Surprisingly, this is my first audiobook listen narrated by Scott Brick this year. In the past, I have listen to plenty of Scott Brick, and he is an icon of audiobook narration for a reason, his style. Brick has a style of reading that in unique in the industry. Brick has the ability to turn the simplest of prose into poetry, simply through the rhythms and cadence of his speech. To be perfectly honest, his style doesn’t always work well with every audiobook, yet when it fits just right, it is an experience worth having. Scott Brick fits perfectly in Wilson’s high concept world. I will challenge anyone to listen to the last hour of Vortex without being moved by the combination of Wilson’s words and Brick’s narration.  You can always tell when a narrator is totally engaged in a reading, and Brick is definitely sucked into the story and in turn, sucks the listener in as well. There is always a bit of sadness when a loved tale comes to an end, yet, Wilson does his tale justice with a satisfying conclusion that answers your questions, and leaves you with hope for humanity’s future.





Audiobook Review: A Welcome Grave by Michael Koryta

26 01 2011

A Welcome Grave (Lincoln Perry Book 3) by Michael Koryta

Read by Scott Brick

Blackstone Audio

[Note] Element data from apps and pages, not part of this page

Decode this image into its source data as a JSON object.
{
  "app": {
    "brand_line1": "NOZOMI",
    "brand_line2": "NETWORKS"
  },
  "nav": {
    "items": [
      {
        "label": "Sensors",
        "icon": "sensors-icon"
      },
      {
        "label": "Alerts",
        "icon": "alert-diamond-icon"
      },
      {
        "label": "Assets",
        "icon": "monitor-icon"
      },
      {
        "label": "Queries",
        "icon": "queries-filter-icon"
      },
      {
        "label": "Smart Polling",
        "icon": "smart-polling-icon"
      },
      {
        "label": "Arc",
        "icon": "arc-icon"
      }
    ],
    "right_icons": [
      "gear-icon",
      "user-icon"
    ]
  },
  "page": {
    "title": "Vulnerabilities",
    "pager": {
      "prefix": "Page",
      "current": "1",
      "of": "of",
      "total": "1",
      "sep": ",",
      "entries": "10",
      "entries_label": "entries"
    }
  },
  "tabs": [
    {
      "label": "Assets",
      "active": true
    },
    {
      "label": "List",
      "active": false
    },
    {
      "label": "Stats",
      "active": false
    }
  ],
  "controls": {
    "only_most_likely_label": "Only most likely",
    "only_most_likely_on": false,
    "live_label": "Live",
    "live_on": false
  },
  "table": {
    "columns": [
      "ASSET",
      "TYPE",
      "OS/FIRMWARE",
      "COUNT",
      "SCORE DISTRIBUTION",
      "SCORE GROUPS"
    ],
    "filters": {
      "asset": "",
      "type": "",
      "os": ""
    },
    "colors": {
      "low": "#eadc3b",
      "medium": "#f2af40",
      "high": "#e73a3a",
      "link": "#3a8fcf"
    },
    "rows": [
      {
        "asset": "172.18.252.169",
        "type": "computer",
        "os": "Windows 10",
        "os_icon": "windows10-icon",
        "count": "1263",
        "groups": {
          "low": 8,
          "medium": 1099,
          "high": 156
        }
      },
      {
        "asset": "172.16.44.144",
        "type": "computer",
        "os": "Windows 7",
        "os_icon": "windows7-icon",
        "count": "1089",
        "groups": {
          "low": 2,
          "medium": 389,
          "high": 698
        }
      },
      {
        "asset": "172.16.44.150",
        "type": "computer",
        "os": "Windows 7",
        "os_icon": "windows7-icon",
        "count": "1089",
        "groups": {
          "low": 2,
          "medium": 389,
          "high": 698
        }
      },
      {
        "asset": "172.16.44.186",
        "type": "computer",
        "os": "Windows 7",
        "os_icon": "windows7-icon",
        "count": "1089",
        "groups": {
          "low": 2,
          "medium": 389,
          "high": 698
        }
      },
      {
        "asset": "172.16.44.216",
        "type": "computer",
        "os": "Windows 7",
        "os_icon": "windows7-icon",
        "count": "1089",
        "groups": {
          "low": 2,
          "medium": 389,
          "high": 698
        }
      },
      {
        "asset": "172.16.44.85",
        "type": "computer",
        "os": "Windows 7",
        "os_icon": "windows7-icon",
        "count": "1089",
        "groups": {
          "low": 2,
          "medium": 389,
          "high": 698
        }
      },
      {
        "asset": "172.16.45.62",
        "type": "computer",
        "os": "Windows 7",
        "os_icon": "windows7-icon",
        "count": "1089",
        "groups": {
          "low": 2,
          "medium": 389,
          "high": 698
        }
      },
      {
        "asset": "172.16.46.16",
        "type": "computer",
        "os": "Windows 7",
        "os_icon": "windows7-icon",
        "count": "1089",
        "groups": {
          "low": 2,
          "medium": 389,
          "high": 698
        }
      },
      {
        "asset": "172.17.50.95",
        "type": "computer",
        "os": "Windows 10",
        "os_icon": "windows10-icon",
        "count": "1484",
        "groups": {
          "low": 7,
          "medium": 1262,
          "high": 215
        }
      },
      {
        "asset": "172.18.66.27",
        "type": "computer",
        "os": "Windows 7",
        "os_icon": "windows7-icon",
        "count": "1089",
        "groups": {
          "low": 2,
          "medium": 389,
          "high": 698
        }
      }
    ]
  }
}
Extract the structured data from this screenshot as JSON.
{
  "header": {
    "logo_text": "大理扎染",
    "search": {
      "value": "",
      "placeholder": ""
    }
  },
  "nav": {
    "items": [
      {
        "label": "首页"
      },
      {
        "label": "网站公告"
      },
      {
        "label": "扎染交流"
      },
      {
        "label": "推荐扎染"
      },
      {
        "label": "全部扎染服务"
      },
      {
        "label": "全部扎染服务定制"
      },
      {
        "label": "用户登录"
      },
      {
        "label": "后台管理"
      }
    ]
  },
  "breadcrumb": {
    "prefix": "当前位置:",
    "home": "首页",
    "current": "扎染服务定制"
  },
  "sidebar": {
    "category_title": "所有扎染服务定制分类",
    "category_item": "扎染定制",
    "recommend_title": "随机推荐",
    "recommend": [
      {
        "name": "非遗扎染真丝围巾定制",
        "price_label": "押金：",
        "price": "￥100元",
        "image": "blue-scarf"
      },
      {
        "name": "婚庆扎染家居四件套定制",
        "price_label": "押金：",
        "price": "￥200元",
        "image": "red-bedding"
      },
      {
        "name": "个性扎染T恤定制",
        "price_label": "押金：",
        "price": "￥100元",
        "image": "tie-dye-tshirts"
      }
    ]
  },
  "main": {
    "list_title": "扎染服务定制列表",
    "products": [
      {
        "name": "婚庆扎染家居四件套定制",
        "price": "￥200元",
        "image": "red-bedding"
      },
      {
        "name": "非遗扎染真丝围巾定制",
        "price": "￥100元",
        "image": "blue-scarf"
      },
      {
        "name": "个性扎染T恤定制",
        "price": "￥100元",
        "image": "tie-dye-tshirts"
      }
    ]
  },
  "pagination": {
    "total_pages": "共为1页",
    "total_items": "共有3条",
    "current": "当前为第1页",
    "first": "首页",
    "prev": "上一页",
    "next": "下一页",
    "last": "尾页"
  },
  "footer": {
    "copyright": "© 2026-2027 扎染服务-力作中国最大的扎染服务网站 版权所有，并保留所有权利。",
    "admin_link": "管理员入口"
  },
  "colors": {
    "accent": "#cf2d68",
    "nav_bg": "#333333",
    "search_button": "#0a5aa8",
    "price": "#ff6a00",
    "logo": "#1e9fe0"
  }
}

It’s hard to write a truly original mystery novel in this age. With the vast number of mysteries out there, even what you think is a truly original plot has probably been done multiple times. A Welcome Grave, the third novel by Michael Koryta featuring Private Investigator Lincoln Perry, is chock full of oft used mystery plots and subplots. Lincoln Perry is a disgraced former Cleveland police offer, who turns PI. He’s not well likes by the law enforcement community.  He get’s sucked into a crazy situation by an ex-fiancé, leading the cops to suspect him of multiple crimes.  Lincoln must find a way to clear himself before the cops lock him up. Not too original, right.

Yet, this is what Koryta excels at. Taking time traveled tropes of the genre, and slicing and dicing them up. With a flick of his wrist, the path that you think you are traveling down gets yanked out from under your feet leaving you disoriented. Koryta offers a terrific mystery here, with twists you expect turning into turns you never see coming. Lincoln Perry is not your typical “broken former cop” although on the surface that is what he seems to be. Yet, dig down deeper and you have more complexity and emotion coming from this character than you original expected.

Scott Brick is a professional narrator, and pretty much hits the right buttons.  There is enough dialogue here for Brick to work with, without becoming either stagnated or overwhelmed. Brick picks out the right rhythm for the character. Sometimes Brick’s cadence can become distracting, but the book has enough change of pace not allow Brick to get too comfortable or complacent.

 

Grade: B+